We had a return bout with the Long Lake Champ the next day, November 9th. We arrived about 2:30 PM, end of the day feeding and gravel gathering time for ruffs. Again, at the first alder clump, Maddy became birdy, pointed, and then moved toward Unnamed. Already better than the day before! She had her nose to the ground, tail wagging, moving along a scent trail. Too aggressive! A ruff flushed from about the same spot as the previous day. I was ready but it flew west, perpendicular to Unnamed, and directly into the setting sun. I fired at the sun but did not get another glimpse of the fleeing grouse. Maddy reexamined the scent trail, following it to the flush point.
Something about this ruff’s behavior told me it was a different grouse, not the Long Lake Champ. A gravel ATV trail ran parallel to Unnamed, uphill about 150 yards east. The sun was low in the west, time for grouse to get some gravel for their craws. I moved uphill about halfway to the gravel trail. There were lots of tiny greens on the moist ground, a second prime source of ruff food. At a point even with the third alder clump, I turned around and moved higher still for a hunt back to the truck. Soon, Maddy struck a scent and followed it into a west breeze back toward Unnamed. I continued toward the truck for a handful of steps, keeping an eye on Maddy when just uphill (the opposite direction from Maddy’s search) a ruff flushed, turned behind a tree as my Winchester Model 23 came to shoulder. Then it turned back, put its eye on me and flashed its white underside for yet another turn. The Long Lake Grouse! Too many gyrations, my awkward shot missed. I watched the grouse fly before me a long way to a slight ridge where the waning sun was lighting up a line of white birch trunks.
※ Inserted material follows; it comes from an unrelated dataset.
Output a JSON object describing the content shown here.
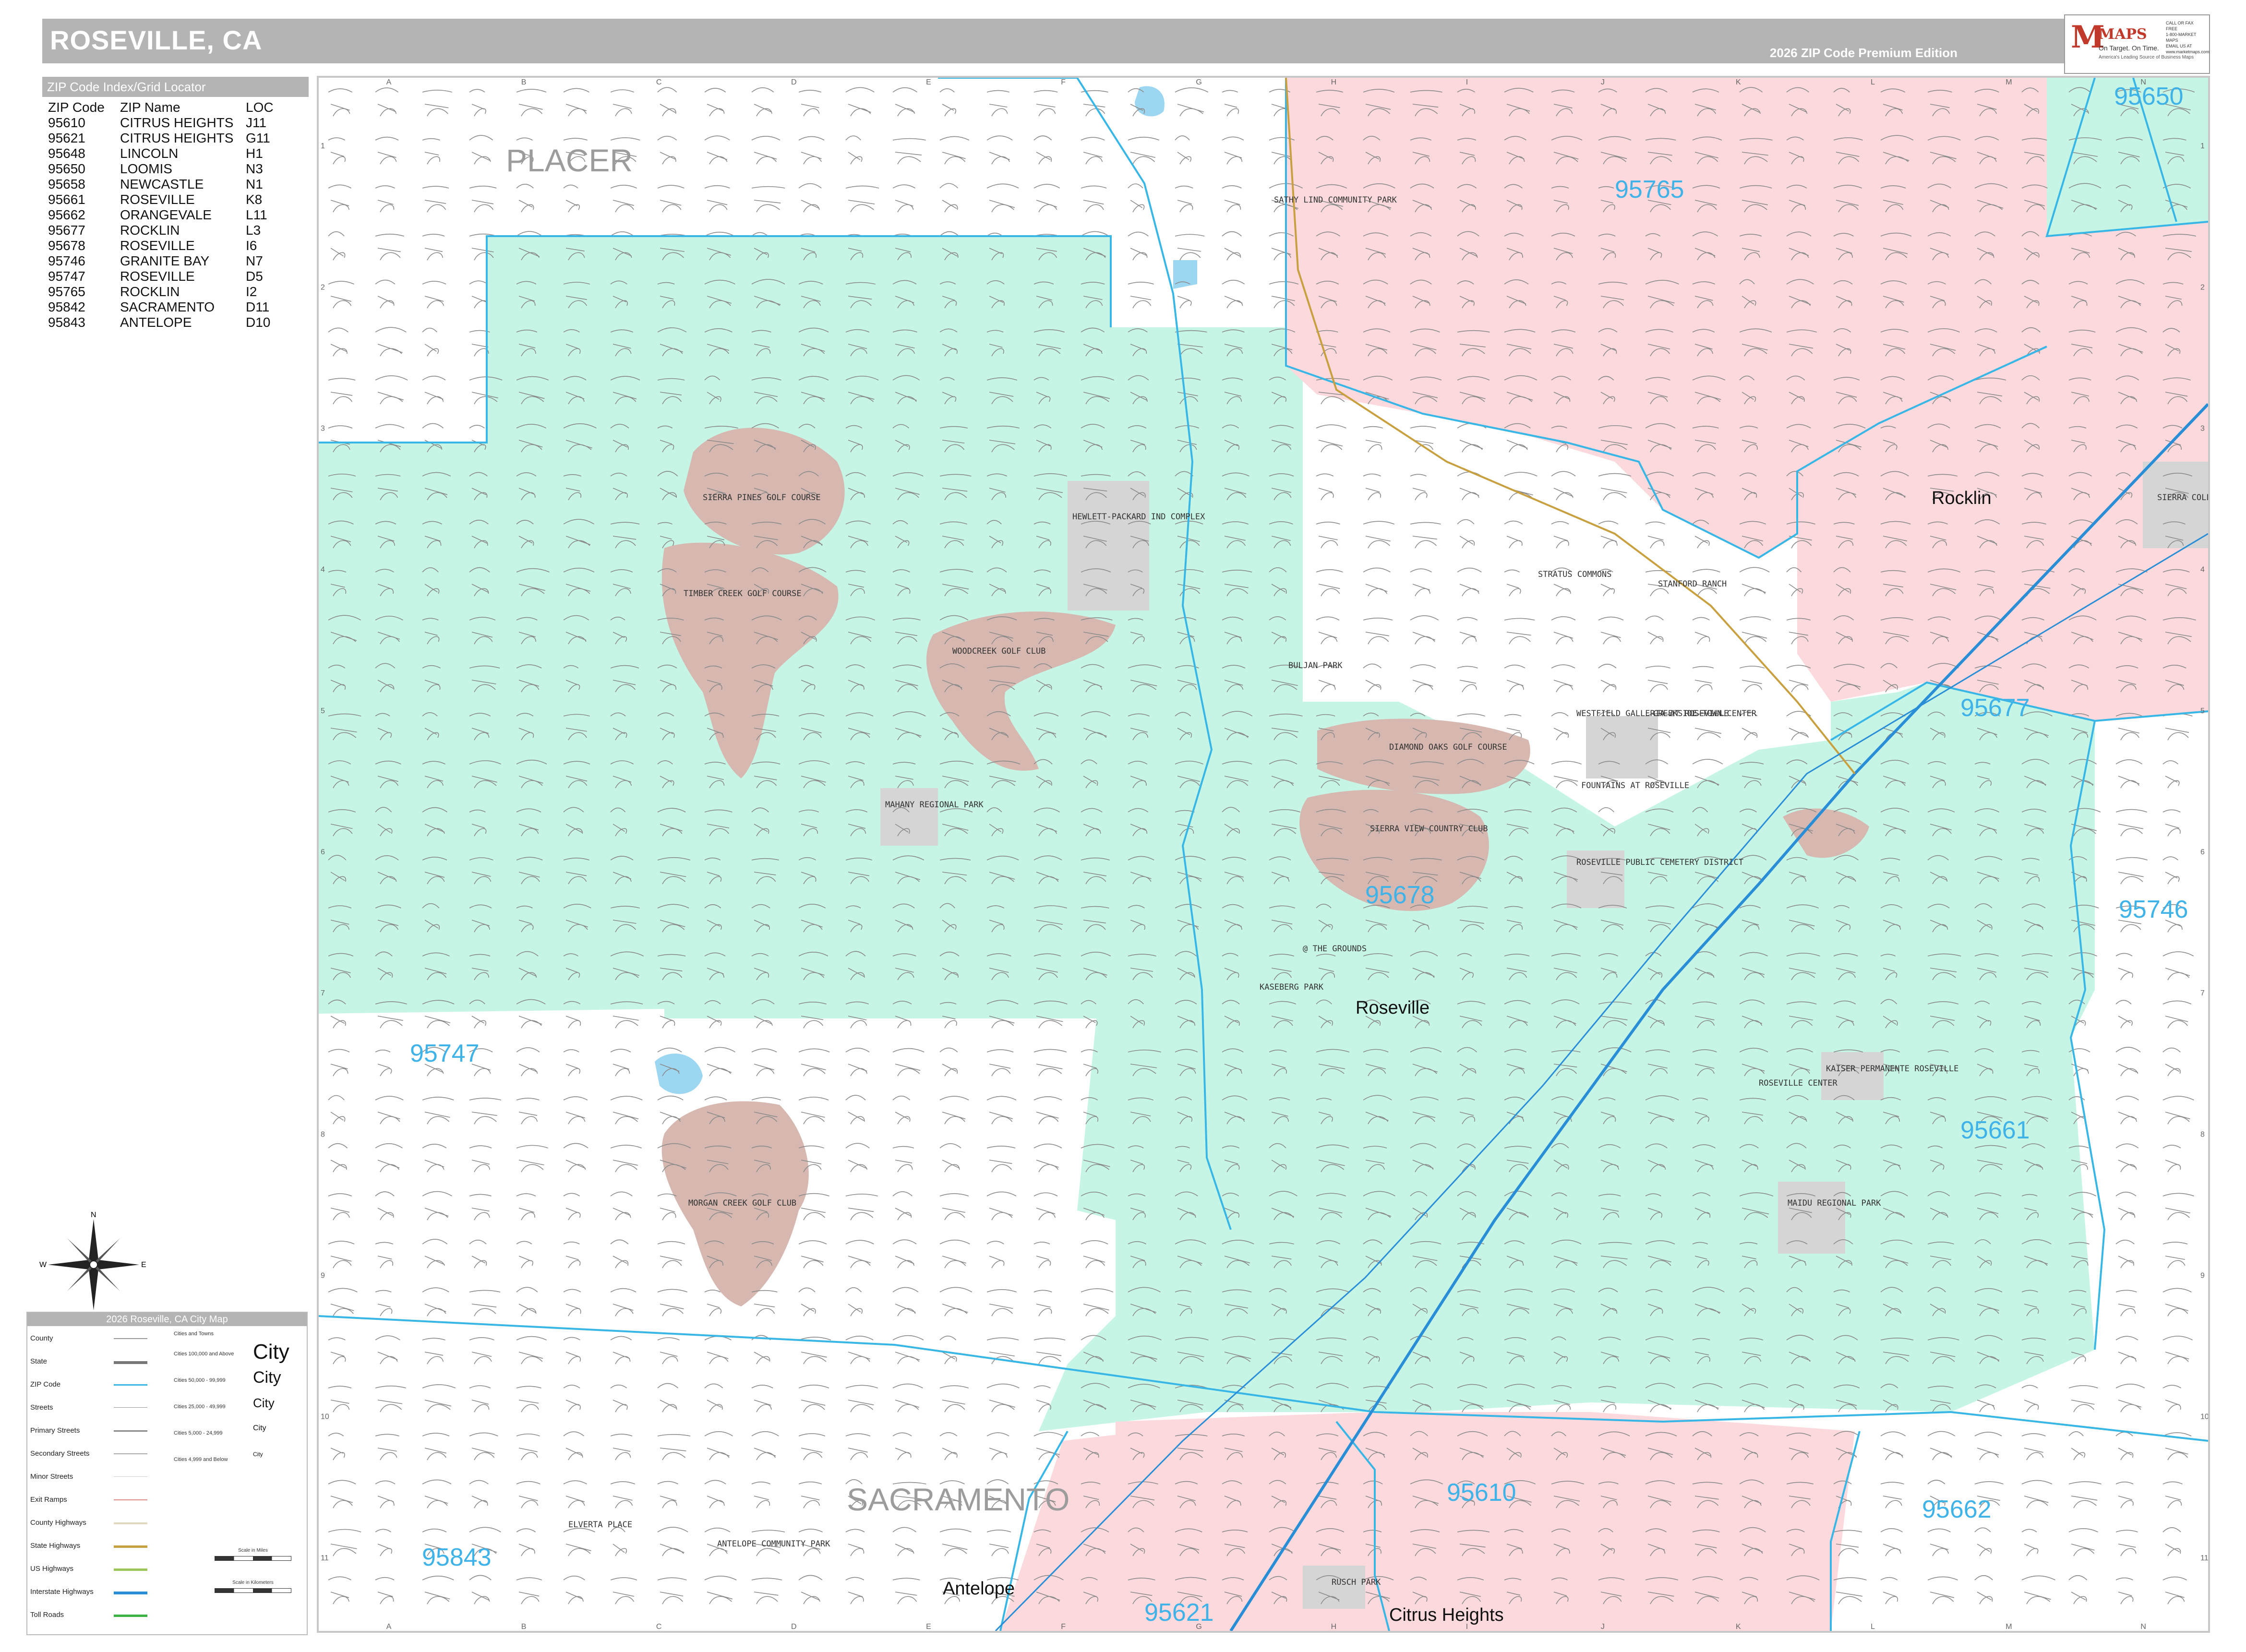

Maddy had missed the entire event save the shotgun report. We moved resolutely toward the sun-splashed birch. It took several minutes to get through an intervening, recent set of aspen slashings. A couple of shotgun ranges short of the birches, a bog appeared with the white trunks on the far side. Maddy was not birdy. Mind flashed, “Go around the bog?” Maddy chose and led to the left. Thirty seconds and still not birdy. Mind said, “Wrong direction,” so I directed her to do a 180 degree turn and go back to my right. As she cleared me, there was an immediate point, hesitation, then a few steps forward and a rock-solid point. I stepped up even with the dog, and the Long Lake Grouse flushed before us, soaring out over the bog. The Winchester side by side came to shoulder. I squared up the grouse, let it clear a popple trunk, and squeezed the trigger as the bead passed Long Lake’s eye. It was again fixed on me. The ruff twirled down into the middle of the bog with bright white trunks in the background. Maddy was on it instantly. I walked over, and she handed me the Long Lake Grouse: gray phase, beat up solid black-banded tail feathers, a male from the 2015 hatch. Maddy had arrived, a ruffed grouse dog. The dead bird’s craw contained tiny greens from the hillside east of Unnamed.
The accompanying photo was taken by Jason Gooding.